The future of the West Australian Mid West lies in the new carbon economy and the revegetation of degraded farmland into carbon sinks, business development director at Carbon Neutral Kent Broad will tell a conference in Geraldton today.
Mr Broad said carbon farming was already underway across the Mid West and had the potential to create a multi-billion dollar export industry within the next few years.
“This is real, we are doing it and we are making money from it. We are offering alternatives to cultivation on land that is no longer viable,” Mr Broad said.
“We really are the lucky country, we have farmed the land and now we have the opportunity to monetise revegetating non-productive land.
“We need to recognize this opportunity and take it. Carbon farming has the potential to be a multi billion dollar industry for Australia contributing to the nation’s future prosperity over the next 50 years. CSIRO has done the modelling and that is what they are saying.
“Here in the Mid West we are leading the way in this new industry and it isn’t government paying for tree planting, its corporate Australia and international corporations. This is an export industry but the benefits of what we do are felt here.
“Carbon Neutral already has more than 14,000 hectares under native trees in the Mid West that have received the international Gold Standard certification for premium carbon credits. The Gold Standard certified projects are in the Morawa and Perenjori shires and these new biodiverse forests are creating jobs and spin off industries.
“We take degraded farmland and revegetate it with native species using carbon credits purchased by industry. Some of the forests are being used to develop a new sandalwood industry based on timber and nuts while the grass that grows between the trees is used to graze sheep.
“During the lifetime of the trees they soak up carbon from the atmosphere creating carbon credits, improving the environment and delivering socio-economic benefits. Landholders are paid for their unproductive land and two have even become stewards of the new forests gaining employment with the company.
“One of the spin off industries is based around the planting of special native seedlings that will be used as the pollen stock for bees to make honey.
“We have more than 100,000 Leptospermum seedlings ready to plant that will create forests for our bees to make the high value medicinal Manuka honey. We are employing local indigenous custodians to run the honey business and by the end of the year we will have 1,000 hives.
“Manuka honey is being used in hospitals around the world as an alternative to anti-biotics and fetches ten times the price of normal honey.

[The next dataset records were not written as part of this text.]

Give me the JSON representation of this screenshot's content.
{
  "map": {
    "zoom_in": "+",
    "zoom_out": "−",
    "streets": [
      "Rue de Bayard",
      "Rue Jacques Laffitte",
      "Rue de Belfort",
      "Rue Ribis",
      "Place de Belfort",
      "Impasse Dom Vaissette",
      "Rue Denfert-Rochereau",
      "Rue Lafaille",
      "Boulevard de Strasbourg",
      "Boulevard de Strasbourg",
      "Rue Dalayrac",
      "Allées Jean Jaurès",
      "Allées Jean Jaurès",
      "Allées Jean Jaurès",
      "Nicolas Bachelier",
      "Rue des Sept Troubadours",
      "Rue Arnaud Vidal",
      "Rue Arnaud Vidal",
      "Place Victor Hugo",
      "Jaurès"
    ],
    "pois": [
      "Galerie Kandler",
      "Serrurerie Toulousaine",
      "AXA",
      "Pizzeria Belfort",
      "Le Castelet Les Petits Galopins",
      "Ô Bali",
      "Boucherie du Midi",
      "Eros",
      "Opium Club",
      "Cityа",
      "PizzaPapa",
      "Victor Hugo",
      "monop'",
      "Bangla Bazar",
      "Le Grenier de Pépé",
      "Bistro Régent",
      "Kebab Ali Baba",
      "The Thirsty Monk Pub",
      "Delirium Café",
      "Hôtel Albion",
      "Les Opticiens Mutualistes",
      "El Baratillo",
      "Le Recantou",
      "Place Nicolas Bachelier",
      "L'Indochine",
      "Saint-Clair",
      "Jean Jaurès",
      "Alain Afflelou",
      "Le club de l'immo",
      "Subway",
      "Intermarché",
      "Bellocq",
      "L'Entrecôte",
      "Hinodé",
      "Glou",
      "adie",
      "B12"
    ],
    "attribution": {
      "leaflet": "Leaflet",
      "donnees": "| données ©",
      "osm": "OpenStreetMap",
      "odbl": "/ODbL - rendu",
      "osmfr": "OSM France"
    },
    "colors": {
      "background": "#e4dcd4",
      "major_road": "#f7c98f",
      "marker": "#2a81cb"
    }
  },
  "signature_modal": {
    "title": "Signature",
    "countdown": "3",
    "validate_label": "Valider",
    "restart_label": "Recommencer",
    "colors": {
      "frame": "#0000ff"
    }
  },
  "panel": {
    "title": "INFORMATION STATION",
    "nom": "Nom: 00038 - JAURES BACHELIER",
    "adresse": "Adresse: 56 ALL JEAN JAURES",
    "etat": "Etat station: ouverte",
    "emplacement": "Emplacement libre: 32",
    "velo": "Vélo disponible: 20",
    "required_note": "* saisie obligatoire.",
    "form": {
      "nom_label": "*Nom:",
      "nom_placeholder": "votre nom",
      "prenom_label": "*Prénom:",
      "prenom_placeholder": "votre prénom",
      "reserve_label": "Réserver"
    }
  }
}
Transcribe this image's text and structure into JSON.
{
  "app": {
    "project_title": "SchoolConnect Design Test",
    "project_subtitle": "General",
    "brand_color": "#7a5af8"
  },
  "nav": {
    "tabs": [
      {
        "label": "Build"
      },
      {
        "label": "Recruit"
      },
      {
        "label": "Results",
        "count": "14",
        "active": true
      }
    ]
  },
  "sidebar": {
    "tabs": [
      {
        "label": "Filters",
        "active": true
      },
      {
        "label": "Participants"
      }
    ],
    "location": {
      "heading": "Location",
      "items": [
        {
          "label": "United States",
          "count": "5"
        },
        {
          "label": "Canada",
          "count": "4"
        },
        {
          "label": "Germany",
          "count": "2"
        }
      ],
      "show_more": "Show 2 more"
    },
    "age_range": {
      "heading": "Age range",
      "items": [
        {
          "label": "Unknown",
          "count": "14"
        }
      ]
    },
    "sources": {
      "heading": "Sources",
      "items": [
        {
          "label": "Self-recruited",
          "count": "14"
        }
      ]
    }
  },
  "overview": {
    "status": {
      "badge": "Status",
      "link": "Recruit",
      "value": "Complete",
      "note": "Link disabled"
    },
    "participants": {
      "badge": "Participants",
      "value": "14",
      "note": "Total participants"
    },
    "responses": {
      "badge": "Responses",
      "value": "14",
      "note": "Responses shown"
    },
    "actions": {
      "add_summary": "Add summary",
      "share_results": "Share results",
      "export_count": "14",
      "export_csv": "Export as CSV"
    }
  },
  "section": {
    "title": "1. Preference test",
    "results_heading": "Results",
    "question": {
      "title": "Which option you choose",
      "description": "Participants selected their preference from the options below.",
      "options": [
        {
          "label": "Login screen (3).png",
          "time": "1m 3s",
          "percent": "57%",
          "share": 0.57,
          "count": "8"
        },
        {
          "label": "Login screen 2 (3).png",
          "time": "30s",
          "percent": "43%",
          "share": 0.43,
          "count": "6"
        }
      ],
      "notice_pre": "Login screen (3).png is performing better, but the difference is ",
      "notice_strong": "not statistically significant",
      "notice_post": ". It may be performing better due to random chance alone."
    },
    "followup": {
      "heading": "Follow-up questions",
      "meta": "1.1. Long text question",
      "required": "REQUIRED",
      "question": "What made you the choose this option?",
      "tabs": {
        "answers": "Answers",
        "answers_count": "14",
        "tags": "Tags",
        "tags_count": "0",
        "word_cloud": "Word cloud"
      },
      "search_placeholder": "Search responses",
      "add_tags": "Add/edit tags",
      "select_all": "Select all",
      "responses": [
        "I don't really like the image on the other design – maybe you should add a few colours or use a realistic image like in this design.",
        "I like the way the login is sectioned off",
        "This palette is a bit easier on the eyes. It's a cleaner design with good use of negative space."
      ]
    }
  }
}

It is just one example of the value adding and employment generation that comes from carbon farming.”
Mr Broad said carbon farming was a sustainable industry that not only improved land that could no longer be farmed but also provided the basis for long-term employment and economic growth.
“The Mid West is at the forefront of the development of this emerging carbon farming industry internationally and is standing as model for similar industries that could develop on degraded rangelands across Australia.
“There are a million hectares just in this northern agricultural area that could go to carbon farming.
“This is a quiet revolution that really has the potential to change the way we farm and can bring life back into struggling rural communities. It is the future of the Mid West and much of rural Australia.”
FROM OUR GALLERY
Please contact: Kent Broad, Carbon Neutral
Tel: +61 (0)429 812 903
Mr Broad will be speaking today (March 3) at the CEDA (Committee for the Economic Development of Australia) “Future of the Mid West: Delivering the Blueprint State of the Regions Series"